In fact, he forces her to shut down all electronics in the area for an hour, locking her in a catatonic state. This also shuts down the nearby flying Tony Stark, who wanders into the cave lab by chance. When Stark tries to investigate, he laments how his suit is knocked out.
Sonny clocks Tony across the head and dumps him into a deep watery pit and covers up the hole at the top. Strangely, Sonny doesn’t realize that Tony Stark is the man in the Iron Man suit, instead just wondering how Iron Man stumbled across his secret hideout. With the water rising, Tony realizes he really needs to escape since he’s without his helmet and oxygen system he built into it. As the water continues to rise, he tries to climb out by pushing himself against the wall with his legs.
Special credit to legend Carmine Infantino, who has some fantastic perspective in this sequence. What could have been a boring and dull side view instead shows how high Tony is climbing, and how steep the pit actually is. As you can see, Tony is unable to escape and falls back in. As the water rises to the top, Stark realizes it has to be flowing in from somewhere. Taking the deepest possible breath, Tony dives down into the water, and does find the hole it’s seeping through. Unfortunately, Tony just can’t escape with the armor on!
Discarding his invaluable armor, Tony is able to just barely escape from the deathtrap Sonny left him in. Dragging his half-dead body back into Sonny’s lab, Tony is able to overpower the mad scientist with a left hook to the jaw. While he looks over Sonny’s unconscious form, he fully states what Denny O’Neil is setting out to prove:
Tony Stark is what makes Iron Man, not the armor.
The collection of comics I have may have removed most of the advertisements, as Marvel’s official archives in 2007 chose to remove anything that wasn’t in-house. However, there are a few things saved that go missing from the modern collections: The Bullpen Bulletins and the letter page, Printed Circuits. Wherever I can, as not all issues would run letters, I will include the readers’ reactions to each issue (from several issues down the line). Further, we will look back into the eighties to see what was popular at the time with Marvel, or any other cool things at the time.

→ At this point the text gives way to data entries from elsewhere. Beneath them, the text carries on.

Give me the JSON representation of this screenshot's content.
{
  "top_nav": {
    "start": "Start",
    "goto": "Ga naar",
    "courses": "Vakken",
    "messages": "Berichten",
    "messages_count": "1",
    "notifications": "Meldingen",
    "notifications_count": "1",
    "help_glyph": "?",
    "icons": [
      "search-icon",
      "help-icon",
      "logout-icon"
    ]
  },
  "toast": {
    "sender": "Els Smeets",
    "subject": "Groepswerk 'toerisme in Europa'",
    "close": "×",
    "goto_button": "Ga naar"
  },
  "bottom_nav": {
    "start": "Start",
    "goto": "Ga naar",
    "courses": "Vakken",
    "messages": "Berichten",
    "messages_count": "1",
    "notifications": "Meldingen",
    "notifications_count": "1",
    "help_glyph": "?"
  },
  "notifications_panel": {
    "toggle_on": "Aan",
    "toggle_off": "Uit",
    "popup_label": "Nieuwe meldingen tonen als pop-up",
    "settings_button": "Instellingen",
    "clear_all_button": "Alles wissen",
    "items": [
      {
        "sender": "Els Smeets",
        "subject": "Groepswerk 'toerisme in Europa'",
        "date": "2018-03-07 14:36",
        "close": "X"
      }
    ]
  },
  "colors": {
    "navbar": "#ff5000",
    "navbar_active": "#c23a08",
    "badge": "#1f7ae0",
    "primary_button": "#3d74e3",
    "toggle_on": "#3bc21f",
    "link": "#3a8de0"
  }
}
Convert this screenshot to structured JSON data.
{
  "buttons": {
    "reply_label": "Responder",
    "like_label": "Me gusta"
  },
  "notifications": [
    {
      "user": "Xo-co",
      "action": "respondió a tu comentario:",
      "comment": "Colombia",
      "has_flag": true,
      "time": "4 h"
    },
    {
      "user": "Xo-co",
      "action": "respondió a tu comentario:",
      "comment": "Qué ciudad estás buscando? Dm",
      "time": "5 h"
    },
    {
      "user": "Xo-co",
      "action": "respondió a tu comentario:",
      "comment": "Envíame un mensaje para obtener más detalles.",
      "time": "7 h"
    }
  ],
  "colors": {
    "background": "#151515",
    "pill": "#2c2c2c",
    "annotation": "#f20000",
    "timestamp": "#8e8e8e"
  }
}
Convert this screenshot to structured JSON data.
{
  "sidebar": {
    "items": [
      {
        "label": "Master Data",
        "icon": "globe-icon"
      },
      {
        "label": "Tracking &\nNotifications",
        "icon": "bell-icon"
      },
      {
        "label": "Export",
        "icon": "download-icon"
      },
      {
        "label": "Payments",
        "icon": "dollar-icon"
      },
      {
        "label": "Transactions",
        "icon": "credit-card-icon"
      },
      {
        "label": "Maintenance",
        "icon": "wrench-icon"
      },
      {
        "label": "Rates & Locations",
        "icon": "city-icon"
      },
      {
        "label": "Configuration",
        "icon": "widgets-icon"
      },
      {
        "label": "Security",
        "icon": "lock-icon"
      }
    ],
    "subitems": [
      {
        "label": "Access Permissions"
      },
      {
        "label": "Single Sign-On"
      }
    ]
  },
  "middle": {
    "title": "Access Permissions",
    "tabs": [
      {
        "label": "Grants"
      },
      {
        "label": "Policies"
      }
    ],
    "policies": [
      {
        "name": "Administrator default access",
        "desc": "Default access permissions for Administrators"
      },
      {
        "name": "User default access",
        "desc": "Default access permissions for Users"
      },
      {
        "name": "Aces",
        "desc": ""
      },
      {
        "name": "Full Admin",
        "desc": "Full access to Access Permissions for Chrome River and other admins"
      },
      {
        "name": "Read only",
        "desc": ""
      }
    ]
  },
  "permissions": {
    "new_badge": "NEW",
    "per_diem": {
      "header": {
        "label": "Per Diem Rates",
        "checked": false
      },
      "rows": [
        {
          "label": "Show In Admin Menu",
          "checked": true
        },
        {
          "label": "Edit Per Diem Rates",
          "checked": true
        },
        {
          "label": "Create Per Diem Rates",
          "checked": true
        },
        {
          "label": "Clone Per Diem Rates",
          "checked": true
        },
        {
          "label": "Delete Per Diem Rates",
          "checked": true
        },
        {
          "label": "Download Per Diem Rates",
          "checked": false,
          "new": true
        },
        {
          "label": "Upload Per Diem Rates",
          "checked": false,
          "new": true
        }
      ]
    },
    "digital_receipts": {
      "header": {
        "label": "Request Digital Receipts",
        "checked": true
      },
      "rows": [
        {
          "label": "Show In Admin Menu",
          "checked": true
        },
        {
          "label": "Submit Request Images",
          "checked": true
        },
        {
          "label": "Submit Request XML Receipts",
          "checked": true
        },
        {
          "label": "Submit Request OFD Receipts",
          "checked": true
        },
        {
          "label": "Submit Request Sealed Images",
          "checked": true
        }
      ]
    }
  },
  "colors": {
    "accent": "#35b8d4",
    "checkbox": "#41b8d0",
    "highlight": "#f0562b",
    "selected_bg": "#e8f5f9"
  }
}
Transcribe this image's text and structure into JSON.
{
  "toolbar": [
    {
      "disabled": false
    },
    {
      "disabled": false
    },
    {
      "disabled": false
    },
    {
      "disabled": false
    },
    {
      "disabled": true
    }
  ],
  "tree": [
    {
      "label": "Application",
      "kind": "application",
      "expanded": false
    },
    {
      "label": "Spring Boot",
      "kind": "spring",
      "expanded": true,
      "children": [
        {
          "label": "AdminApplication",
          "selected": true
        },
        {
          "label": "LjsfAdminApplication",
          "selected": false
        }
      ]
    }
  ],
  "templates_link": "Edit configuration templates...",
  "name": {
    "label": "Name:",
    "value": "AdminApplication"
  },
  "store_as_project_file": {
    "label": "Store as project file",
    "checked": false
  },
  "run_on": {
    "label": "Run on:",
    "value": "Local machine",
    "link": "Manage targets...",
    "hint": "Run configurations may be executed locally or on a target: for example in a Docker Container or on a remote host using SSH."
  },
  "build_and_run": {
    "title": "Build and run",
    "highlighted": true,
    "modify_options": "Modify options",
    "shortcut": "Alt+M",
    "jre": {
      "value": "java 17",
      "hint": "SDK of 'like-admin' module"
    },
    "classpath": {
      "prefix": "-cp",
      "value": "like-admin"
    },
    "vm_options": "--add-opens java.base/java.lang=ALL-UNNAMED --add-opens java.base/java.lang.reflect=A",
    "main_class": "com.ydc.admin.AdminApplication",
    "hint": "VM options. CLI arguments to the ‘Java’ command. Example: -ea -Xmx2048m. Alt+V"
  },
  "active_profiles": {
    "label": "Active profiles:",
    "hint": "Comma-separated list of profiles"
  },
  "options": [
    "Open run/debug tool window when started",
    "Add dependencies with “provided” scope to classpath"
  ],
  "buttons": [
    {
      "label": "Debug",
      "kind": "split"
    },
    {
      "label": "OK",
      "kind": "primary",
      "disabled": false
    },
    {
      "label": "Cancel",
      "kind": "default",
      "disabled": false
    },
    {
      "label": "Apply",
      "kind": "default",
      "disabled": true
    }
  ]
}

Interestingly, this looks to be the first Bullpen Bulletins under the tenure of Editor in Chief Jim Shooter. Jim would be EiC of Marvel from January 1978 until April 1987, and the best and worst comics of the era often can either be blamed on, or linked to him somehow. This week of May 1982 hypes the release of Team America, the licensed tie-in comic to a bunch of Evil Knievel toys that ditched the superstar stuntman when he was accused of rape and assault, and instead became about five motorcycle guys fighting midwest HYDRA as they used their latent mutant powers to summon another motorcycle guy who was really, really good at riding a motorcycle. I’ll have to write about that one sometime.
Also of note, Wally Wood passed away shortly before this issue hit print. With Marvel, Wood did a lot of early work with Silver-Age Marvel, even creating the red costume for Daredevil. He’s also incredibly well known for a ton of wild comics from EC and even working on early Mad Magazine issues. We lost a legend that day, that’s for sure.
No letters for this issue, however. We’ll see some early 80s Marvel Fans’ reactions to issue 160, however. In fact, while issue 159 would be a fill-in issue from someone else, O’Neil’s full run would begin with the following issue. When we come back, an all-new foe (eventually) faces Tony Stark who will be familiar by name to fans of the MCU. Further, a rather drastic change will (eventually) take place, updating this book for the 80s in a most unexpected way!